I remember exactly where I was ten years ago when I first heard what was happening in New York. I’m sure you do as well. I was at home getting ready for school. It was the strangest school day I ever had. The dean made an early announcement that we were all to go about the day in a normal fashion. Of course no one listened. Teachers all had their televisions on in an attempt to cure the desperately confused state we all found ourselves in.
My first thought for a picture today was to do something patriotic. Something saturated with red, white and blue. But I couldn’t get It’s a Small World out of my mind. A World’s Fair exhibit turned Disneyland attraction that was a call for world peace through the understanding that we are not that very different from one another. Above all, what unites us across the globe is love for our children, the hope of tomorrow.
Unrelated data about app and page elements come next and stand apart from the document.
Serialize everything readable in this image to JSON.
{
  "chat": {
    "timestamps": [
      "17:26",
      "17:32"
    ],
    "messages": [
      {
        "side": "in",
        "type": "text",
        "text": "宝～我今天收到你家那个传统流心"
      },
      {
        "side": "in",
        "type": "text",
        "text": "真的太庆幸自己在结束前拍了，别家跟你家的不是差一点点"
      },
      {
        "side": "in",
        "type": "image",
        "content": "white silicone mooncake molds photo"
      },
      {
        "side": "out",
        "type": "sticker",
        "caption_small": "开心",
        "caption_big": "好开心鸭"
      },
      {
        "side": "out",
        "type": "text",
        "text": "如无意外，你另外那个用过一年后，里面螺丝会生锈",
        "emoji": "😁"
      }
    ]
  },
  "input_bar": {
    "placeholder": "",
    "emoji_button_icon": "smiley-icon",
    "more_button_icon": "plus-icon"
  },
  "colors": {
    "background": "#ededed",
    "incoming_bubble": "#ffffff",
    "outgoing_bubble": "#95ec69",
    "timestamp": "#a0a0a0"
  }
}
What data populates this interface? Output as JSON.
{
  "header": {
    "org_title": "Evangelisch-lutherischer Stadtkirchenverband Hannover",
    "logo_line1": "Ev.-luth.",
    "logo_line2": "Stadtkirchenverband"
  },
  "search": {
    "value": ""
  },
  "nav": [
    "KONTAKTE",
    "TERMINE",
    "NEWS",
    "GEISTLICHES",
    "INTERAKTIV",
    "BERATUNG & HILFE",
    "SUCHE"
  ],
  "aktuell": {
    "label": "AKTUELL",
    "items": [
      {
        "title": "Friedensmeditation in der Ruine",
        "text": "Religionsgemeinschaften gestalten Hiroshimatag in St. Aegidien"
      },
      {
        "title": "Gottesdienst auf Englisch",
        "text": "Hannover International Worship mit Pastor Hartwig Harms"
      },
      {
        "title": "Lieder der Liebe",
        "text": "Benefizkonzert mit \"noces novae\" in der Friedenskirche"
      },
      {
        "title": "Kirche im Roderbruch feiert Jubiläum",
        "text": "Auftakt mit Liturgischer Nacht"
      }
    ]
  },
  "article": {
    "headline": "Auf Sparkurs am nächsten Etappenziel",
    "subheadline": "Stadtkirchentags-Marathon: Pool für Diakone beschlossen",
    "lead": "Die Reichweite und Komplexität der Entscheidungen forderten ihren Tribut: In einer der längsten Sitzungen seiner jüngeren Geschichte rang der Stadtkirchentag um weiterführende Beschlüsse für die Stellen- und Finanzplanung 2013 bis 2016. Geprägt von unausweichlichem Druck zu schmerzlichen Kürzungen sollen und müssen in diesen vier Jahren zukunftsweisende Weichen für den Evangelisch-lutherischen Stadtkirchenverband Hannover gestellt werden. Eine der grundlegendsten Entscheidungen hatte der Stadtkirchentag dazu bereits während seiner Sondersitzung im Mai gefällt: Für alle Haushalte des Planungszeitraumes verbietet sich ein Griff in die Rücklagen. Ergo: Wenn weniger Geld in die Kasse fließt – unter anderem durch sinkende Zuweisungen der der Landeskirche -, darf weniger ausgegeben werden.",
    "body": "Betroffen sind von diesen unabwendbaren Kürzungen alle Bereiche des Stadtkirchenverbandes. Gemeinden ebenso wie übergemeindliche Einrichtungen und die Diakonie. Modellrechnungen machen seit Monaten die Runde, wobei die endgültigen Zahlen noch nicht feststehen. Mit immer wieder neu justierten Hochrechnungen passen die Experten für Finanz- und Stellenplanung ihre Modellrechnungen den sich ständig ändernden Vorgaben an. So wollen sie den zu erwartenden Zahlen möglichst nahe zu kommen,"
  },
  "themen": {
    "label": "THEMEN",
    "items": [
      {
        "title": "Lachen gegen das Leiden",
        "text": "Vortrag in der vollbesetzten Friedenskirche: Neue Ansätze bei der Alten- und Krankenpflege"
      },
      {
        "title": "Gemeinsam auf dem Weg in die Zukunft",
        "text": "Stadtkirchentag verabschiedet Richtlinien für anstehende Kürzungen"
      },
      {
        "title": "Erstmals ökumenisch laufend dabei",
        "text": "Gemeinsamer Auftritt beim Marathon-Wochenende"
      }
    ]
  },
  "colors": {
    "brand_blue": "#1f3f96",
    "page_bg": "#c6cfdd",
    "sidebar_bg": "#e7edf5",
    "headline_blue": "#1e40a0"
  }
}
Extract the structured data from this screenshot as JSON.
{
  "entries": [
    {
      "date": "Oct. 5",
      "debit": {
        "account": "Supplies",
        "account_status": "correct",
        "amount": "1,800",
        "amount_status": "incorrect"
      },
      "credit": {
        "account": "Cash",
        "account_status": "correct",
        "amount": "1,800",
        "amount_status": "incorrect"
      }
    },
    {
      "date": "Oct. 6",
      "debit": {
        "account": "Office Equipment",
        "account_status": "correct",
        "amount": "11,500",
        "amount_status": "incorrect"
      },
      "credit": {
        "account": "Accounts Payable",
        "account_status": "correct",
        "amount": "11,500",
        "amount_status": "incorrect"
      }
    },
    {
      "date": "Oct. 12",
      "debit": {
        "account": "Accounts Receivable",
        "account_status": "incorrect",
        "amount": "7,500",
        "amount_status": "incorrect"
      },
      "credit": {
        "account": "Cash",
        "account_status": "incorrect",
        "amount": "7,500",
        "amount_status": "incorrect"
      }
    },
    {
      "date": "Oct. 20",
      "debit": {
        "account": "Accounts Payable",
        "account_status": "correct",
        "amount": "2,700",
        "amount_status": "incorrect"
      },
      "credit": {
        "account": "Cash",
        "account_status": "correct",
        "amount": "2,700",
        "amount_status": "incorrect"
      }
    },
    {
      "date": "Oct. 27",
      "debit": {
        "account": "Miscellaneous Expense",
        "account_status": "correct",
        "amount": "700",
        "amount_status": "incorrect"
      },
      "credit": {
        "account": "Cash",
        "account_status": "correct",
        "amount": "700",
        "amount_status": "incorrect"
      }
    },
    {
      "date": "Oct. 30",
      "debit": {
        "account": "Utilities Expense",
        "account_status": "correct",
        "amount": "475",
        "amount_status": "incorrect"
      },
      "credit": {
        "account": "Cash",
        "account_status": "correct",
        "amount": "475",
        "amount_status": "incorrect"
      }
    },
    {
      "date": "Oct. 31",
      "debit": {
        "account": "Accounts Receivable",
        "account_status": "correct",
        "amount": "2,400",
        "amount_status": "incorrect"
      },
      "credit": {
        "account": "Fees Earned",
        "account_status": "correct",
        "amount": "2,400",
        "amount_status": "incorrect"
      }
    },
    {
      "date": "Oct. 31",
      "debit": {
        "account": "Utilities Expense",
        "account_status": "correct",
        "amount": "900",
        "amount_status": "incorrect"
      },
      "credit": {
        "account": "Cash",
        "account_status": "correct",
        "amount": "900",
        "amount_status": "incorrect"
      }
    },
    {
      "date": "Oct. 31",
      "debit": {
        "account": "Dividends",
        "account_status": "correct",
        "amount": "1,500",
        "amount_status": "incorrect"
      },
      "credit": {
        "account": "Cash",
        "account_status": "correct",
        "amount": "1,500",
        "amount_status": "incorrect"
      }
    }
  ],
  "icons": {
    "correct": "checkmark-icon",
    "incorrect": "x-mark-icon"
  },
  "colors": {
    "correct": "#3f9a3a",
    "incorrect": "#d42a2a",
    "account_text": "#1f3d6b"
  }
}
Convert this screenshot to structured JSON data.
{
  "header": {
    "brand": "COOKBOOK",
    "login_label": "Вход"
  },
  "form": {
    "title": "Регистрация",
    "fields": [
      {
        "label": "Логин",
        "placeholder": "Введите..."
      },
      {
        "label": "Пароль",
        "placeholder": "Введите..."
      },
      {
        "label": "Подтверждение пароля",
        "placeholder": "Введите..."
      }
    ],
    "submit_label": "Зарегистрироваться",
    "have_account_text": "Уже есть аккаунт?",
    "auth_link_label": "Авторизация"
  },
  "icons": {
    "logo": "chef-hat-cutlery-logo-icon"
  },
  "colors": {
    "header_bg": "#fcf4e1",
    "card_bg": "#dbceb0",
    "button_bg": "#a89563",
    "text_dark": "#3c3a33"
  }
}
At the D23 Expo, there was a Small World panel where Richard Sherman shared some history about the song that he and his brother Robert wrote. They were given the task to come up with a song for the World’s Fair exhibit by Walt, with very little time to get it done. The sentiment they came up with was simple enough, “let’s not kill each other”, but not very singable. What the two gifted men came up with is the song we all love or hate. Either way, we know it. Either way, its words ring true.
“It’s a world of laughter, a world of tears. It’s a world of hopes and a world of fears. There’s so much that we share that it’s time we’re aware, it’s a small world after all.”
The part that has resounded with me today is the part about hope. We need it. It’s the anchor of the soul. If we remember that and embrace hope, fear cannot shake us. Though the world is full of fears, hope can overcome them all. Hope gives us the strength and the courage to pursue our dreams. If you’re like me, you’re dreaming of a better tomorrow, a better future for the generations to come. That’s something we all share because it really is a small world after all. So let’s make it a world of hope… together.
The little details in Disneyland make it so complete. The little statues of woodland creatures around Sleeping Beauty Castle are adorable and you really can’t help but smile and reflect once upon a dream. Wouldn’t it be nice to be able to hang out by the Castle all day everyday? Can you imagine all the moments these bunnies could share? Proposals, first trips, first pictures in front of the Castle. All rites of passage in a society enamored with the ideals Disneyland is dedicated to. We hope you enjoy our perspectives of these lucky little guys.
Upon entering the Sleeping Beauty Castle Walk-through, you are greeted by this magical, mysterious staircase. Curiosity is certainly sparked and climbing the steps is an inevitability. Exploring castle corridors is a thrill you wouldn’t expect in Southern California either. Thank goodness for Disneyland!